◆ WHAT YOU SHOULD DO ◆
Copy out each line containing "JSON" from the entries below.

*** RECORDS SHOWN Section Begins ***

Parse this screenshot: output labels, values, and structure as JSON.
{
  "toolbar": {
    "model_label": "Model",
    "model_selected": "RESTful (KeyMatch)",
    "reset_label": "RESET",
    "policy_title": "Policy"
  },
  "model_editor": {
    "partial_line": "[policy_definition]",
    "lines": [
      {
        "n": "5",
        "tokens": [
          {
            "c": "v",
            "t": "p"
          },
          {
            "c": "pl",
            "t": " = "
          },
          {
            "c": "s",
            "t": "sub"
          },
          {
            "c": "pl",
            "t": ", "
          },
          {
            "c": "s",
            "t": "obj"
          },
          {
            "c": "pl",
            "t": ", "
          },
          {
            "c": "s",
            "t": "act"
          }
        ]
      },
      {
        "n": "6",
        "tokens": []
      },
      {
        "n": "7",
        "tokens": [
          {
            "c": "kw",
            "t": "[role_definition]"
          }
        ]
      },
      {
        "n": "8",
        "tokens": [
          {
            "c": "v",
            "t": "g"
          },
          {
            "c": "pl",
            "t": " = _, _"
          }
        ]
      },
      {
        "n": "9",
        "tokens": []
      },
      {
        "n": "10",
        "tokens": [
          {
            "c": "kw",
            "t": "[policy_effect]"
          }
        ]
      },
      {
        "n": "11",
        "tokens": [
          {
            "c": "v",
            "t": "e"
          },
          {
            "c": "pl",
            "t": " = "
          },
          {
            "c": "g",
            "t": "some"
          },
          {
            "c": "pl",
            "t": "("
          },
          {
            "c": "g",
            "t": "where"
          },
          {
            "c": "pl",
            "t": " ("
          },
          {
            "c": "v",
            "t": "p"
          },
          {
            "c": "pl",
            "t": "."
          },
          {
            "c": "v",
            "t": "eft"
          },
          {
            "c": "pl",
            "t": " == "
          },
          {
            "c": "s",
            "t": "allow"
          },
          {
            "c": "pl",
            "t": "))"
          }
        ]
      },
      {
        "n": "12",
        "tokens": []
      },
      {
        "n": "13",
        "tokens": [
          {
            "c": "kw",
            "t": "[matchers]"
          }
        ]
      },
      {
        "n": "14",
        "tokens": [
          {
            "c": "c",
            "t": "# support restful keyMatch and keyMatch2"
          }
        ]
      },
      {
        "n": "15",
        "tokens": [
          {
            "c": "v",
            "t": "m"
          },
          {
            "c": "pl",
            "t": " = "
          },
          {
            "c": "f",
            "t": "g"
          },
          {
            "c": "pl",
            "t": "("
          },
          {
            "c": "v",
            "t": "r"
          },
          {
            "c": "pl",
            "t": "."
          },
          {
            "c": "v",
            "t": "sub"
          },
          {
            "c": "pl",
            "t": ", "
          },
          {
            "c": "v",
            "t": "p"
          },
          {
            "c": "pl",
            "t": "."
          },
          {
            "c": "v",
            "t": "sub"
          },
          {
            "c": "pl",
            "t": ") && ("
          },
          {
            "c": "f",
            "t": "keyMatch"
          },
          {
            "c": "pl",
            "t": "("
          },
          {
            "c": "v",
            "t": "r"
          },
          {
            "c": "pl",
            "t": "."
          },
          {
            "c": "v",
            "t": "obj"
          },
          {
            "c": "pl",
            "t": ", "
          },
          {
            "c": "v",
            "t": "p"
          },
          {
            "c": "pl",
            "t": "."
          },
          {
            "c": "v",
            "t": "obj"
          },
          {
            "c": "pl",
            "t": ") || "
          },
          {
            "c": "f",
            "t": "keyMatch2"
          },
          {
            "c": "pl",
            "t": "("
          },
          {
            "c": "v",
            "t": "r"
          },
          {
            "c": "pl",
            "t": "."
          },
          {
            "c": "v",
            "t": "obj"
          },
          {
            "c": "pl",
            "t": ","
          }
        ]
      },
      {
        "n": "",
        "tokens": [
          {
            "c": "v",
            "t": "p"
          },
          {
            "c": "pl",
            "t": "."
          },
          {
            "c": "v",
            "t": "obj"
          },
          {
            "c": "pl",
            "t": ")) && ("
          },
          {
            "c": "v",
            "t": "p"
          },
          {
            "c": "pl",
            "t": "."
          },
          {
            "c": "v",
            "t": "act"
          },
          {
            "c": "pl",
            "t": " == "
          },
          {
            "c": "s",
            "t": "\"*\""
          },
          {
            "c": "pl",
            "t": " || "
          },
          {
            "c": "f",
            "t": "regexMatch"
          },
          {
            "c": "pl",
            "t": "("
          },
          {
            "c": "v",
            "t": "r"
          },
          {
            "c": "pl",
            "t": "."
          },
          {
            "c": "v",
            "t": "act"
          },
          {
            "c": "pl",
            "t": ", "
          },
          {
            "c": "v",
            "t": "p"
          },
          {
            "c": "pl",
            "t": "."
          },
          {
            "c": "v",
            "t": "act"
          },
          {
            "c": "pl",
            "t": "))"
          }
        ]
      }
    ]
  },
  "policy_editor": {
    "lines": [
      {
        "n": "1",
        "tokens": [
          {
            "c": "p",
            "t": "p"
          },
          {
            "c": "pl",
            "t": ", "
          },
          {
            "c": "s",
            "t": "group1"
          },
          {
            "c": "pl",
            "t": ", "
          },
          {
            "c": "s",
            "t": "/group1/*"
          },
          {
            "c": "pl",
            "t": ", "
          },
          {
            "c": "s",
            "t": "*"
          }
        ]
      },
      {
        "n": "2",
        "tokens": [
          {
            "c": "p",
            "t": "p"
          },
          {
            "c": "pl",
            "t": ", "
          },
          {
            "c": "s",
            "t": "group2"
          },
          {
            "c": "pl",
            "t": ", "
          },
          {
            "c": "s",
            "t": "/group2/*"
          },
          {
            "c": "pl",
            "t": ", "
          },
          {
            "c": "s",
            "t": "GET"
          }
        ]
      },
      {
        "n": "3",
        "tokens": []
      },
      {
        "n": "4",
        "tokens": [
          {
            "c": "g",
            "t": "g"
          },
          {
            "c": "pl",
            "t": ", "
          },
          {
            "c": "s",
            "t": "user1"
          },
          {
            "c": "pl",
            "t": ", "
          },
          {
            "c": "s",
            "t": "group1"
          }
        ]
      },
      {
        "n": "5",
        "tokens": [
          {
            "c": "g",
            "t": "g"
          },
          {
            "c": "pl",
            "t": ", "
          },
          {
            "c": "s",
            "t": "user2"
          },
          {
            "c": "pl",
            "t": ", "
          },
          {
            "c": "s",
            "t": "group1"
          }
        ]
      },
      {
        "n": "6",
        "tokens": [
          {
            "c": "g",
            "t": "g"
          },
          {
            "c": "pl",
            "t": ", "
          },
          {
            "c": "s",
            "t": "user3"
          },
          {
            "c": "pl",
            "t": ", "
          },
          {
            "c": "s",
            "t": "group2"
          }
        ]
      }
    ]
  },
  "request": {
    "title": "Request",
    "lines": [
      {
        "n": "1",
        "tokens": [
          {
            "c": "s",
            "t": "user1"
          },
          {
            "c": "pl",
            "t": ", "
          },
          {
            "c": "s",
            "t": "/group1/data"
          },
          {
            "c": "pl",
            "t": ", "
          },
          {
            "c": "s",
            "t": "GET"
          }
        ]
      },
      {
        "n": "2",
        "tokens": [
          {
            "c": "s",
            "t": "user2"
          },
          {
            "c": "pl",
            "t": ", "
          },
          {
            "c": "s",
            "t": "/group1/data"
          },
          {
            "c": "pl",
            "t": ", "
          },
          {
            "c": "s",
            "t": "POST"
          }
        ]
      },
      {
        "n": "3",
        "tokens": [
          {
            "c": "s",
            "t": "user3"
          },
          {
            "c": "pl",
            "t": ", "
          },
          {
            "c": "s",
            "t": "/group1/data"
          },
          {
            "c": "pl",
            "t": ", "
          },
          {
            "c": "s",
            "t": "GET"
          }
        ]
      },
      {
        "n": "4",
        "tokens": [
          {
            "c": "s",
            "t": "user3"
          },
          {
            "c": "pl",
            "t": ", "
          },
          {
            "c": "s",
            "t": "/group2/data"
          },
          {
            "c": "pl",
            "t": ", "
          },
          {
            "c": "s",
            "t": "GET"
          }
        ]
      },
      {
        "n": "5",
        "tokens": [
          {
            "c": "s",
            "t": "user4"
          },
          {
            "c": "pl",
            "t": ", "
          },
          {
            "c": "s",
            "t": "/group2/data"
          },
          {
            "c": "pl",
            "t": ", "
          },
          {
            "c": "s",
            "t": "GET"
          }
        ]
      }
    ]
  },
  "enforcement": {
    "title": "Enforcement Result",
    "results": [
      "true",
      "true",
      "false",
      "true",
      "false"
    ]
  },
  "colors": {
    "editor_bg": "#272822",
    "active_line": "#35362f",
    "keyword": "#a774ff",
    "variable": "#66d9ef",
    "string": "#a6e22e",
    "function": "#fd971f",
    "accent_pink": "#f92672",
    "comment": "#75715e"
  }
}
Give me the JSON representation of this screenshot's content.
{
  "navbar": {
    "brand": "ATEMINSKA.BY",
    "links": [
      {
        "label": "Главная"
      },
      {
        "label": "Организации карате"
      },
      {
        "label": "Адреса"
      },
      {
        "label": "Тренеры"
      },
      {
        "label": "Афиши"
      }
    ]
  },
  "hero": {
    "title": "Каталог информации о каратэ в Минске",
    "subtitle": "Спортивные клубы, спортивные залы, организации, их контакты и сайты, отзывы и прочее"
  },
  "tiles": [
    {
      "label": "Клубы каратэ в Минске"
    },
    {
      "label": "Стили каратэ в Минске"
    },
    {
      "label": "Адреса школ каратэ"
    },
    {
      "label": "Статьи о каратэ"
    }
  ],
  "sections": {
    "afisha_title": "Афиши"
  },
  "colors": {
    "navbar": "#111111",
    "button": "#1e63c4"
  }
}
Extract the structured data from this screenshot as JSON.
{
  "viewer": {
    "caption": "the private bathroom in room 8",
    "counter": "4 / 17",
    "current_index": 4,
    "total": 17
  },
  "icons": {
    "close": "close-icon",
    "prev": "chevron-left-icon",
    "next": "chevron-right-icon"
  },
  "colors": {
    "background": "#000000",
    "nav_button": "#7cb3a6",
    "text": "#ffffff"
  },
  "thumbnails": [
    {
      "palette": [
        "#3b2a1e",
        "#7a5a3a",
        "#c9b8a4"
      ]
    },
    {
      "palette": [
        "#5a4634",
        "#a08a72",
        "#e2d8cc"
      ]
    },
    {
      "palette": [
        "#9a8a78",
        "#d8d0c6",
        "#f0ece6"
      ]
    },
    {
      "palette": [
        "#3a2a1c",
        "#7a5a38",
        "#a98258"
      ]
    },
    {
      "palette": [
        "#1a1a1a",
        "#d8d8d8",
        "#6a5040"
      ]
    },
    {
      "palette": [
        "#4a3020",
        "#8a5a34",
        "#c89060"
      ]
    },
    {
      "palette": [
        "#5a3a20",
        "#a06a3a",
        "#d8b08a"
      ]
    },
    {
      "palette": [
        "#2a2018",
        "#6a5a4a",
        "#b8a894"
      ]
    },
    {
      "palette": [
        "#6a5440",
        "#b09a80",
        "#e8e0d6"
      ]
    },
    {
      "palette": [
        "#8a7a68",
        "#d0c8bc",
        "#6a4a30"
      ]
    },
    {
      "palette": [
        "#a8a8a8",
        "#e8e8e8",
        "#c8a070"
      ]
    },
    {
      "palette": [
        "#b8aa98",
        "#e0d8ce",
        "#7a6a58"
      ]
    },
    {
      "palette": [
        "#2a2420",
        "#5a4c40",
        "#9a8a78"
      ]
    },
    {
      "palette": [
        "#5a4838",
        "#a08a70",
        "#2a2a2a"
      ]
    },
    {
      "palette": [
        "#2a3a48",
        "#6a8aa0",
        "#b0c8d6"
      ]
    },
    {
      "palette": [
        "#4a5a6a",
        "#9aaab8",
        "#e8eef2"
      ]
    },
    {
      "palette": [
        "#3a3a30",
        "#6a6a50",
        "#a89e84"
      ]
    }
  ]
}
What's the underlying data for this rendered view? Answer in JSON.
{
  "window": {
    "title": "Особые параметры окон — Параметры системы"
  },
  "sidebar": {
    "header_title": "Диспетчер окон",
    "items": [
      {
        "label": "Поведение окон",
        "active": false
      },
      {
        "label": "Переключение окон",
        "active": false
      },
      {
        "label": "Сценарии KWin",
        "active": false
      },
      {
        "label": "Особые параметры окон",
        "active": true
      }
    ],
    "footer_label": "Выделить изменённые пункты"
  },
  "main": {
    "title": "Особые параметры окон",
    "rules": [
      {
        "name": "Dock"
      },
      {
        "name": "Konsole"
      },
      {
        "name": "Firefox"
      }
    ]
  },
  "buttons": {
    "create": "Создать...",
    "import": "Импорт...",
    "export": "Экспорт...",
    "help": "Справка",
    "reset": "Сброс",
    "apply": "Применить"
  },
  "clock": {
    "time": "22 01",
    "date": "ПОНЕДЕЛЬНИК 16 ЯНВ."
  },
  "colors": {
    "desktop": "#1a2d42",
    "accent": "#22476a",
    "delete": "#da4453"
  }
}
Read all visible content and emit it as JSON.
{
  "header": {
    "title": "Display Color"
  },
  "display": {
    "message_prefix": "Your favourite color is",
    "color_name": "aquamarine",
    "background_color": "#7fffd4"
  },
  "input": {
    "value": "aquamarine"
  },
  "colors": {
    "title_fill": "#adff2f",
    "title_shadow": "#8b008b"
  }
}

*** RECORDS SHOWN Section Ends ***

◆ YOUR RESPONSE ◆
Parse this screenshot: output labels, values, and structure as JSON.
Give me the JSON representation of this screenshot's content.
Extract the structured data from this screenshot as JSON.
What's the underlying data for this rendered view? Answer in JSON.
Read all visible content and emit it as JSON.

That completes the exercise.